**TASK OBJECTIVE**.
Exclude the pictures and repeat all of the data exactly.

====== DATA TO EXAMINE ======

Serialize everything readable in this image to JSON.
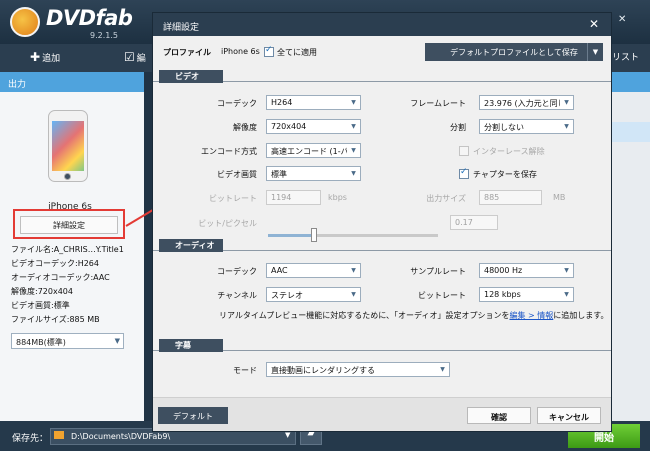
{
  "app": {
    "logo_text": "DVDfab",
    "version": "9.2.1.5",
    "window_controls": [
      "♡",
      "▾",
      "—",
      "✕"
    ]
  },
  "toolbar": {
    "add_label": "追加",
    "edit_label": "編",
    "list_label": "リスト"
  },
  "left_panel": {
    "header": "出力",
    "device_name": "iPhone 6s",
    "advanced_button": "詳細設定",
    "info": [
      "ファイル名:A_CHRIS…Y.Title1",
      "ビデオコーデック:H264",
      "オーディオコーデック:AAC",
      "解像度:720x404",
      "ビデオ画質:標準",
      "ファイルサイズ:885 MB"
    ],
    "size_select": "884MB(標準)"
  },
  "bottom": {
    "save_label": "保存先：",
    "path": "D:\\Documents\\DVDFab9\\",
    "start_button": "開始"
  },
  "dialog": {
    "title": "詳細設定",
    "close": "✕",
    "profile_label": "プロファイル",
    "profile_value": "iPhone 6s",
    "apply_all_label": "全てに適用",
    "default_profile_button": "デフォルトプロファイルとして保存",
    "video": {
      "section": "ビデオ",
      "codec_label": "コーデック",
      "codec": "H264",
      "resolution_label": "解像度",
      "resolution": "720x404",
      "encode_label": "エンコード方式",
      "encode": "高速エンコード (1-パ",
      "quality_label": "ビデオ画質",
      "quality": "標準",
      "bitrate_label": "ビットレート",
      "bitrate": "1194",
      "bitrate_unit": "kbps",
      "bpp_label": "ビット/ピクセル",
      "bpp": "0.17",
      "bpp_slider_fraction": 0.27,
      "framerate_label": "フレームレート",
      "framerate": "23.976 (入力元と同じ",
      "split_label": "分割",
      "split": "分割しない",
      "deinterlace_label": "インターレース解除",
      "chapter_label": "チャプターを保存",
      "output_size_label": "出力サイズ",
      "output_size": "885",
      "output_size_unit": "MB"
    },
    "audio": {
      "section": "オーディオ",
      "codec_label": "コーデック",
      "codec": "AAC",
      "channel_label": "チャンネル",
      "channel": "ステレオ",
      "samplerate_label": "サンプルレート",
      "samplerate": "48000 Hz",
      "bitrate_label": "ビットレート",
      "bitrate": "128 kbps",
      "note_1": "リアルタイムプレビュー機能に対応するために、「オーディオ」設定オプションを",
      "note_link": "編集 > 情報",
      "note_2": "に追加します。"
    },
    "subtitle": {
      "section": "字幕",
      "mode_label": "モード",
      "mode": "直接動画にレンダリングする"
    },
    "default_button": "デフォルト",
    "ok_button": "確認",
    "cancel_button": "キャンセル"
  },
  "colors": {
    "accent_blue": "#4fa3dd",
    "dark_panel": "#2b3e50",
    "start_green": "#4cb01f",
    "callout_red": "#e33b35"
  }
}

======

**RESULT OF THIS TASK**.
Serialize everything readable in this image to JSON.
{
  "app": {
    "logo_text": "DVDfab",
    "version": "9.2.1.5",
    "window_controls": [
      "♡",
      "▾",
      "—",
      "✕"
    ]
  },
  "toolbar": {
    "add_label": "追加",
    "edit_label": "編",
    "list_label": "リスト"
  },
  "left_panel": {
    "header": "出力",
    "device_name": "iPhone 6s",
    "advanced_button": "詳細設定",
    "info": [
      "ファイル名:A_CHRIS…Y.Title1",
      "ビデオコーデック:H264",
      "オーディオコーデック:AAC",
      "解像度:720x404",
      "ビデオ画質:標準",
      "ファイルサイズ:885 MB"
    ],
    "size_select": "884MB(標準)"
  },
  "bottom": {
    "save_label": "保存先：",
    "path": "D:\\Documents\\DVDFab9\\",
    "start_button": "開始"
  },
  "dialog": {
    "title": "詳細設定",
    "close": "✕",
    "profile_label": "プロファイル",
    "profile_value": "iPhone 6s",
    "apply_all_label": "全てに適用",
    "default_profile_button": "デフォルトプロファイルとして保存",
    "video": {
      "section": "ビデオ",
      "codec_label": "コーデック",
      "codec": "H264",
      "resolution_label": "解像度",
      "resolution": "720x404",
      "encode_label": "エンコード方式",
      "encode": "高速エンコード (1-パ",
      "quality_label": "ビデオ画質",
      "quality": "標準",
      "bitrate_label": "ビットレート",
      "bitrate": "1194",
      "bitrate_unit": "kbps",
      "bpp_label": "ビット/ピクセル",
      "bpp": "0.17",
      "bpp_slider_fraction": 0.27,
      "framerate_label": "フレームレート",
      "framerate": "23.976 (入力元と同じ",
      "split_label": "分割",
      "split": "分割しない",
      "deinterlace_label": "インターレース解除",
      "chapter_label": "チャプターを保存",
      "output_size_label": "出力サイズ",
      "output_size": "885",
      "output_size_unit": "MB"
    },
    "audio": {
      "section": "オーディオ",
      "codec_label": "コーデック",
      "codec": "AAC",
      "channel_label": "チャンネル",
      "channel": "ステレオ",
      "samplerate_label": "サンプルレート",
      "samplerate": "48000 Hz",
      "bitrate_label": "ビットレート",
      "bitrate": "128 kbps",
      "note_1": "リアルタイムプレビュー機能に対応するために、「オーディオ」設定オプションを",
      "note_link": "編集 > 情報",
      "note_2": "に追加します。"
    },
    "subtitle": {
      "section": "字幕",
      "mode_label": "モード",
      "mode": "直接動画にレンダリングする"
    },
    "default_button": "デフォルト",
    "ok_button": "確認",
    "cancel_button": "キャンセル"
  },
  "colors": {
    "accent_blue": "#4fa3dd",
    "dark_panel": "#2b3e50",
    "start_green": "#4cb01f",
    "callout_red": "#e33b35"
  }
}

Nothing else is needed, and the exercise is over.